This is called health insurance. For that is what the NHS is – a national health insurance system. It is akin to all insurance systems, whereby we collectively pool our risk. There are differences, to be sure. Firstly, our health insurance has a compulsory provider. Secondly, we guarantee nobody is uninsured. And finally, instead of premiums based on risk, premiums are based on income – if you earn £50,000, you’ll pay well over £3,000 a year in health insurance – with the quid pro quo that claims do not affect your premium.

READ MORE: Herald view: NHS needs accountability 

The person sipping the tea with their arm in a plaster need be no more grateful to the NHS than they would be to Direct Line after a burglary, or to the AA after a breakdown. They got what they paid for.

By acknowledging our personal financial investment in the service, we might change the way we think about modernising it. Instead of simply being grateful we have “free” healthcare, we might interrogate what we put in, and what we get out, and critically we might compare that with other countries.

We are spectacularly reticent to invite international comparison of the NHS. We much prefer to operate in our morally superior bubble, wishing to believe that all across the world there are people with broken bones, begging for money to hand over to a man in a suit before he lets them in for an X-ray.

We want to believe the only alternative to the NHS is the US system, with hundreds of millions of people uninsured. The truth – there’s that word again – is that the UK system and the US system are the two poles, with most of the rest of the rich world, including the EU, lying in between and, critically, also receiving care for what we call “free”.

The truth is the NHS is average, or slightly below. There are many indicators of outcomes, but if we look at those for the most common cancers, heart attacks and stroke, the NHS usually ranks in the twenties, according to data from the Organisation for Economic Co-operation and Development (OECD). This is not a financial issue; the funding to the NHS is around the OECD average, and so we actually get slightly less than average bang for our buck.

The NHS is not the envy of the world, as its apologists say, and when we trip over ourselves to claim it is without any supporting evidence, we debase ourselves.
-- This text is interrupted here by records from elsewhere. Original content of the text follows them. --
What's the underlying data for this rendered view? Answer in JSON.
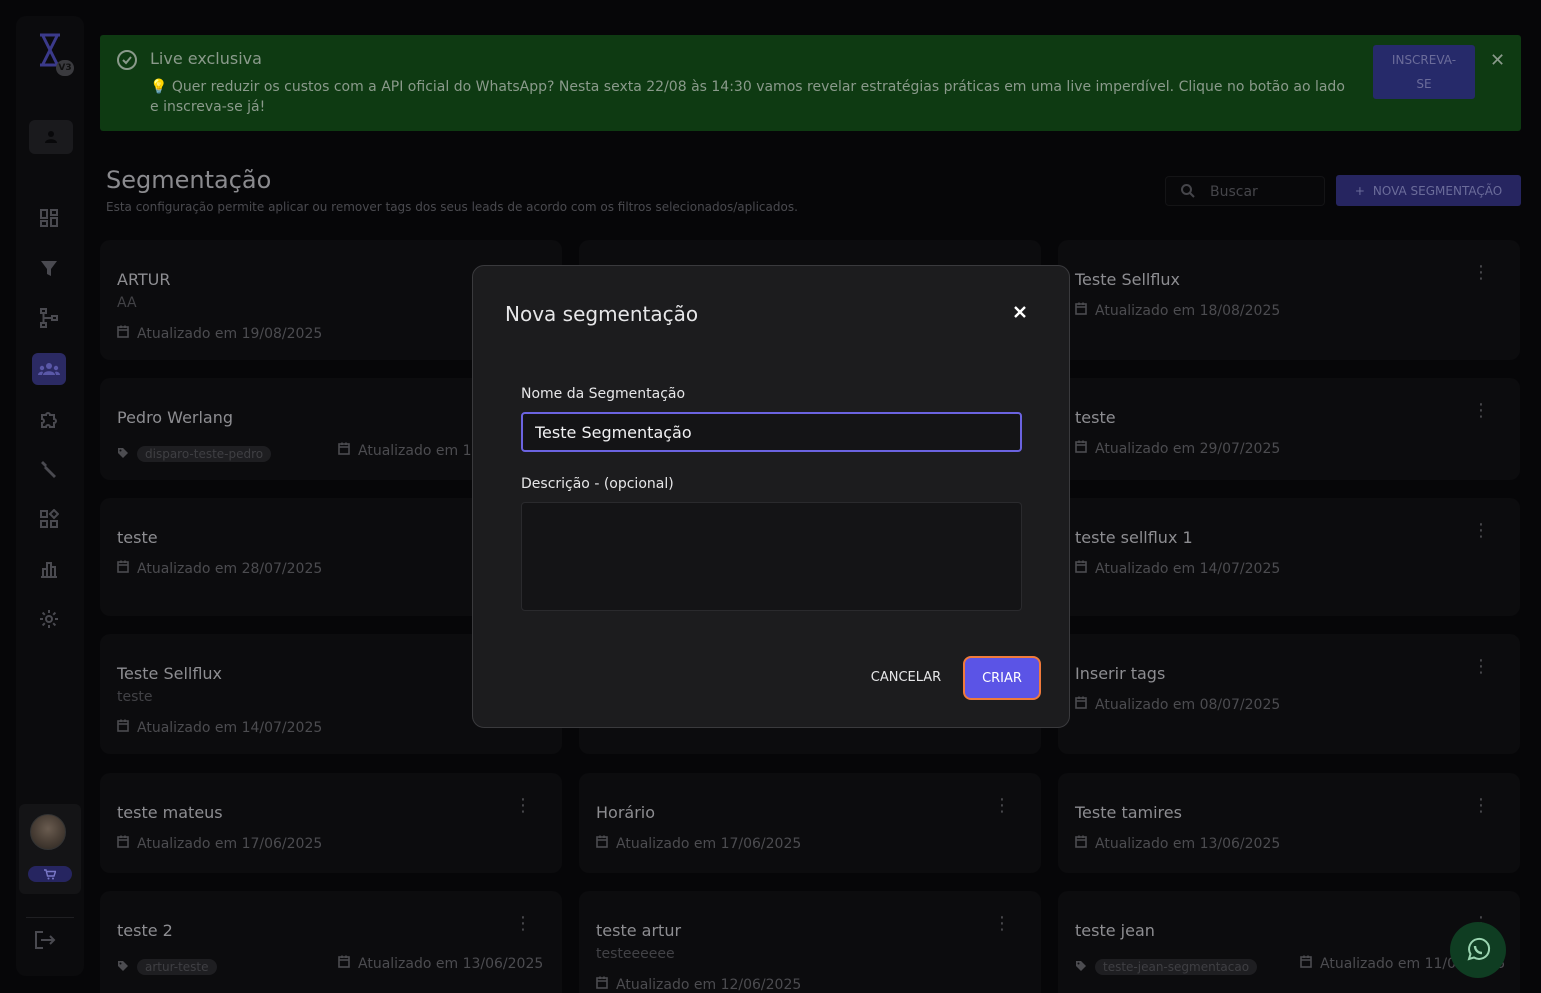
{
  "banner": {
    "title": "Live exclusiva",
    "message": "💡 Quer reduzir os custos com a API oficial do WhatsApp? Nesta sexta 22/08 às 14:30 vamos revelar estratégias práticas em uma live imperdível. Clique no botão ao lado e inscreva-se já!",
    "button_line1": "INSCREVA-",
    "button_line2": "SE",
    "close_label": "✕"
  },
  "sidebar": {
    "version_badge": "V3",
    "items": [
      "dashboard-icon",
      "funnel-icon",
      "flow-icon",
      "segment-icon",
      "integration-icon",
      "tools-icon",
      "apps-icon",
      "reports-icon",
      "settings-icon"
    ],
    "active_item": "segment-icon"
  },
  "page": {
    "title": "Segmentação",
    "subtitle": "Esta configuração permite aplicar ou remover tags dos seus leads de acordo com os filtros selecionados/aplicados.",
    "search_placeholder": "Buscar",
    "new_button": "NOVA SEGMENTAÇÃO"
  },
  "cards": [
    {
      "title": "ARTUR",
      "desc": "AA",
      "date": "Atualizado em 19/08/2025"
    },
    {
      "title": "Teste Sellflux",
      "date": "Atualizado em 18/08/2025"
    },
    {
      "title": "Pedro Werlang",
      "tag": "disparo-teste-pedro",
      "date": "Atualizado em 1"
    },
    {
      "title": "teste",
      "date": "Atualizado em 29/07/2025"
    },
    {
      "title": "teste",
      "date": "Atualizado em 28/07/2025"
    },
    {
      "title": "teste sellflux 1",
      "date": "Atualizado em 14/07/2025"
    },
    {
      "title": "Teste Sellflux",
      "desc": "teste",
      "date": "Atualizado em 14/07/2025"
    },
    {
      "title": "Inserir tags",
      "date": "Atualizado em 08/07/2025"
    },
    {
      "title": "teste mateus",
      "date": "Atualizado em 17/06/2025"
    },
    {
      "title": "Horário",
      "date": "Atualizado em 17/06/2025"
    },
    {
      "title": "Teste tamires",
      "date": "Atualizado em 13/06/2025"
    },
    {
      "title": "teste 2",
      "tag": "artur-teste",
      "date": "Atualizado em 13/06/2025"
    },
    {
      "title": "teste artur",
      "desc": "testeeeeee",
      "date": "Atualizado em 12/06/2025"
    },
    {
      "title": "teste jean",
      "tag": "teste-jean-segmentacao",
      "date": "Atualizado em 11/06/2025"
    }
  ],
  "modal": {
    "title": "Nova segmentação",
    "name_label": "Nome da Segmentação",
    "name_value": "Teste Segmentação",
    "desc_label": "Descrição - (opcional)",
    "desc_value": "",
    "cancel_label": "CANCELAR",
    "create_label": "CRIAR"
  },
  "colors": {
    "accent": "#5b54e6",
    "focus_ring": "#f07a3c",
    "banner_bg": "#0e3a12",
    "background": "#060608"
  }
}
We limit our ability to be rational.

Nowhere is this more evident than in the debate about “privatisation”. Our collective hysteria creates a wilful misunderstanding of the difference between privatisation, and private sector provision for profit.

There is private provision everywhere in the NHS, the most obvious (but seldom discussed) being in primary care. Almost every GP in the country runs, or works for, a company. The patient gets treated, the GP bills the NHS, and turns a profit.

Less hidden is the alleviation of waiting lists by using private hospital suppliers to perform elective operations. This is often called privatisation, but it simply constitutes the use of a profit-making non-NHS facility to perform a procedure, paid for by tax, on behalf of taxpayers.

This private sector supply continues right down to a micro operational level, so that Siemens makes a profit when it sells the

NHS MRI scanners, Dell makes a profit when it sells the NHS portable computers and Bic makes a profit when it sells the NHS pens.

None of this is privatisation, because privatisation means the denial of a service without a payment, in the way that, post-privatisation of telecoms, you are denied a telephone line without paying for it. This does not happen anywhere in the NHS and I am not aware of a political party whose policy is to make it so.

Many of those who claim to be in search of the truth in politics are complicit in the NHS whopper. Let’s handle the truth. It’s ours, we pay for it, and it isn’t good enough. So let’s have a grown-up discussion about how to make it better.

Andy Maciver is Director of Message Matters.